The cafe at 24 S. Main St. first opened as an ice cream and candy store in May 1921.
“On our 95th anniversary we did more of an open-house celebration,” said cafe owner Travis Porter. “And while 97 years is still a milestone, we’re starting to look to our 100th birthday so this one won’t be as celebratory — although we will have fun things going on.”
Porter, who with his wife, Jana, took over ownership of the Idle Isle Cafe almost three years ago, said the low-key celebration begins Tuesday, May 1, and continues through Friday, May 4.
On Tuesday, the cafe will offer menu specials and “other fun things” throughout the day, according to Porter. On Wednesday, a video production company will be at the cafe to create a highlight video of the 97-year-old business. Porter says the video will be posted to the city’s website, as well as the cafe’s soon-to-be-remodeled website.
Then, on Thursday and Friday evenings, a special live theater production dealing with the Idle Isle Cafe’s history will be presented. Porter said the cafe will hold regular lunch hours on those two days, but then close down at about 2:30 p.m. to prepare for the evening performances.
Two shows are planned for each night — a dinner theater at 6 p.m., and a dessert theater at 8 p.m. The dinner theater, which includes the performance and a steak-and-salmon combo meal, is $25 per person. The dessert theater, including the show and the restaurant’s signature Idleberry Cheesecake (featuring a combination of blueberries and marionberries), is $10.
Sixty tickets are available per performance, and reservations are required. The 6 p.m. Friday show is sold out, but seats are still available for the other performances, at 435-734-2468.

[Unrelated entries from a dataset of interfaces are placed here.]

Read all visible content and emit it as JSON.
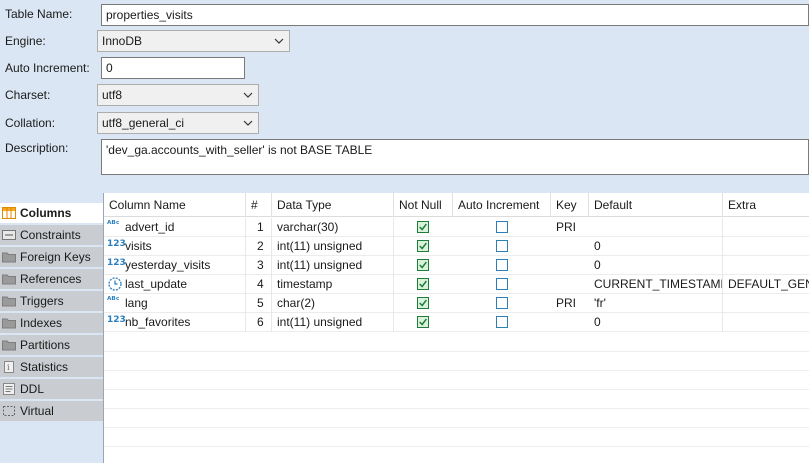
{
  "form": {
    "table_name_label": "Table Name:",
    "table_name_value": "properties_visits",
    "engine_label": "Engine:",
    "engine_value": "InnoDB",
    "auto_increment_label": "Auto Increment:",
    "auto_increment_value": "0",
    "charset_label": "Charset:",
    "charset_value": "utf8",
    "collation_label": "Collation:",
    "collation_value": "utf8_general_ci",
    "description_label": "Description:",
    "description_value": "'dev_ga.accounts_with_seller' is not BASE TABLE"
  },
  "tabs": [
    {
      "label": "Columns",
      "icon": "columns-icon",
      "active": true
    },
    {
      "label": "Constraints",
      "icon": "constraints-icon"
    },
    {
      "label": "Foreign Keys",
      "icon": "folder-icon"
    },
    {
      "label": "References",
      "icon": "folder-icon"
    },
    {
      "label": "Triggers",
      "icon": "folder-icon"
    },
    {
      "label": "Indexes",
      "icon": "folder-icon"
    },
    {
      "label": "Partitions",
      "icon": "folder-icon"
    },
    {
      "label": "Statistics",
      "icon": "statistics-icon"
    },
    {
      "label": "DDL",
      "icon": "ddl-icon"
    },
    {
      "label": "Virtual",
      "icon": "virtual-icon"
    }
  ],
  "columns_header": [
    "Column Name",
    "#",
    "Data Type",
    "Not Null",
    "Auto Increment",
    "Key",
    "Default",
    "Extra"
  ],
  "rows": [
    {
      "icon": "abc",
      "name": "advert_id",
      "num": "1",
      "type": "varchar(30)",
      "not_null": true,
      "auto_inc": false,
      "key": "PRI",
      "default": "",
      "extra": ""
    },
    {
      "icon": "123",
      "name": "visits",
      "num": "2",
      "type": "int(11) unsigned",
      "not_null": true,
      "auto_inc": false,
      "key": "",
      "default": "0",
      "extra": ""
    },
    {
      "icon": "123",
      "name": "yesterday_visits",
      "num": "3",
      "type": "int(11) unsigned",
      "not_null": true,
      "auto_inc": false,
      "key": "",
      "default": "0",
      "extra": ""
    },
    {
      "icon": "clock",
      "name": "last_update",
      "num": "4",
      "type": "timestamp",
      "not_null": true,
      "auto_inc": false,
      "key": "",
      "default": "CURRENT_TIMESTAMP",
      "extra": "DEFAULT_GENE"
    },
    {
      "icon": "abc",
      "name": "lang",
      "num": "5",
      "type": "char(2)",
      "not_null": true,
      "auto_inc": false,
      "key": "PRI",
      "default": "'fr'",
      "extra": ""
    },
    {
      "icon": "123",
      "name": "nb_favorites",
      "num": "6",
      "type": "int(11) unsigned",
      "not_null": true,
      "auto_inc": false,
      "key": "",
      "default": "0",
      "extra": ""
    }
  ],
  "colors": {
    "accent": "#2a7fc0",
    "background": "#dae6f3",
    "check": "#1e7b3a"
  }
}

The historical play, based on actual events from the history of the Idle Isle Cafe, is part of a larger three-act work written by Logan resident Lynda Linford. According to Porter, Linford spent more than a decade researching and writing about three of the oldest restaurants in the state of Utah — the now-defunct Lamb’s Grill in Salt Lake City, the Bluebird Restaurant in Logan and the Idle Isle Cafe in Brigham City.

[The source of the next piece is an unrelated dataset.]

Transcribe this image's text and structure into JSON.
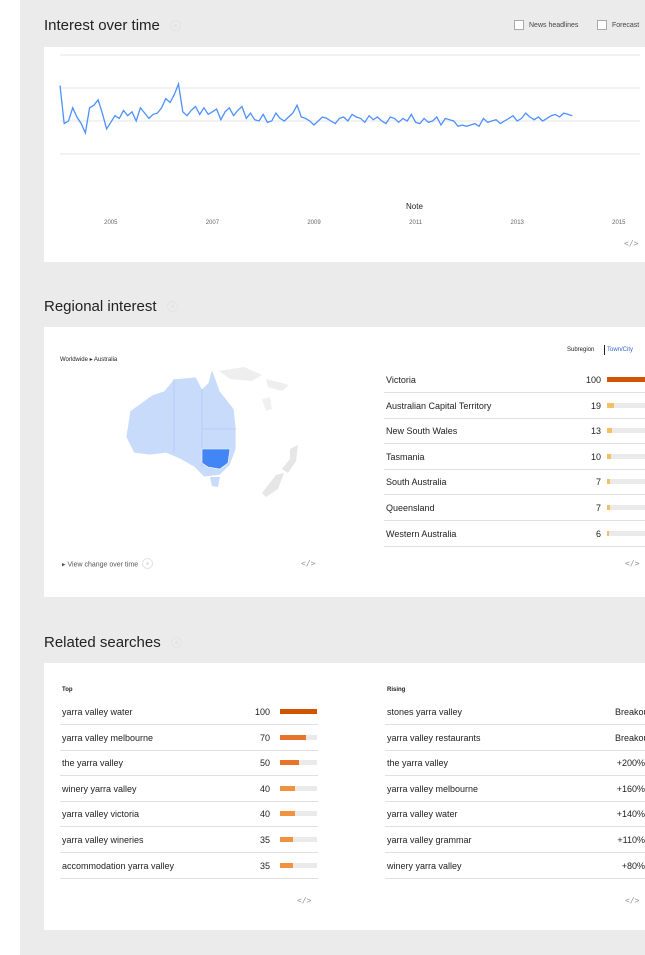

Although the acts featuring the other two restaurants were long ago performed, this will be the premiere of the Idle Isle portion of the play.

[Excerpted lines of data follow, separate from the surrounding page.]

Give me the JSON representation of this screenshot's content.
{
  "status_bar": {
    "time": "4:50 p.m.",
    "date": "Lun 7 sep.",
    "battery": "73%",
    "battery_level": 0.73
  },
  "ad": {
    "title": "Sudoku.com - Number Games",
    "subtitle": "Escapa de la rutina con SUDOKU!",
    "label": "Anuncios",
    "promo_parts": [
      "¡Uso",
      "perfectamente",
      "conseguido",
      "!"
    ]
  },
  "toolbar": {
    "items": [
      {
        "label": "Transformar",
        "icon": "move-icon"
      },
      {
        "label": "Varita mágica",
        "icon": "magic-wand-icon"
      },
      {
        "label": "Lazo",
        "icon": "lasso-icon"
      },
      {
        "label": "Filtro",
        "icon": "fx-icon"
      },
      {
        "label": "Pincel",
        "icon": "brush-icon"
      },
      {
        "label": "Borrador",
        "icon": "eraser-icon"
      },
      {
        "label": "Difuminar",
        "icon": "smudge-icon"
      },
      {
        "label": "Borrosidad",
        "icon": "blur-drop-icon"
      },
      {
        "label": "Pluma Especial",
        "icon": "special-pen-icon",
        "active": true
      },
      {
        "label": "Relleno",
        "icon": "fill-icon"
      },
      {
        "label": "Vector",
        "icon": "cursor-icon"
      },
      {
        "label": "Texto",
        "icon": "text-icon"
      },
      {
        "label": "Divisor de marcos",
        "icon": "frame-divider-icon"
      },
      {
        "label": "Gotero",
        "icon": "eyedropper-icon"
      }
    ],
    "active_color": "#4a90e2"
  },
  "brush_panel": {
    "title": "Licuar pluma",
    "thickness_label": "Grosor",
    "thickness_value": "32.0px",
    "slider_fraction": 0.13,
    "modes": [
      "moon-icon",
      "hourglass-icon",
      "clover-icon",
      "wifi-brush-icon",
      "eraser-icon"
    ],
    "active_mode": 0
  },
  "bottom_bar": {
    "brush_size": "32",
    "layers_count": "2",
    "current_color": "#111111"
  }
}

“We are considered by the state to be the second-oldest restaurant in Utah,” Porter said.
In May of 1921, newlyweds P.C. and Verabel Knudson started an ice cream and candy store in the same location the restaurant remains today, according to a history of the cafe on its website. Verabel’s brother and sister-in-law, David and LaRita Call, later formed a partnership with the Knudsons to create a full-service restaurant and candy shop.
Although some changes have been made over the years, the 1920s decor remains to this day. Handcrafted wood booths, a marble and onyx soda fountain and a grandfather clock are among those early touches still on display.
The cafe’s early location on the main highway through the area helped it to survive the Great Depression, World War II and other events that impacted the region.
Eventually, the family establishment passed on to younger generations. In 1994, Richard H. VanDyke sold the restaurant portion of the Idle Isle to Kim and Ann Jeppsen. Then, in 2004, Idle Isle Candy purchased a historic building on the east side of Main Street and moved across the street.
The Porters have owned the cafe since July 2015.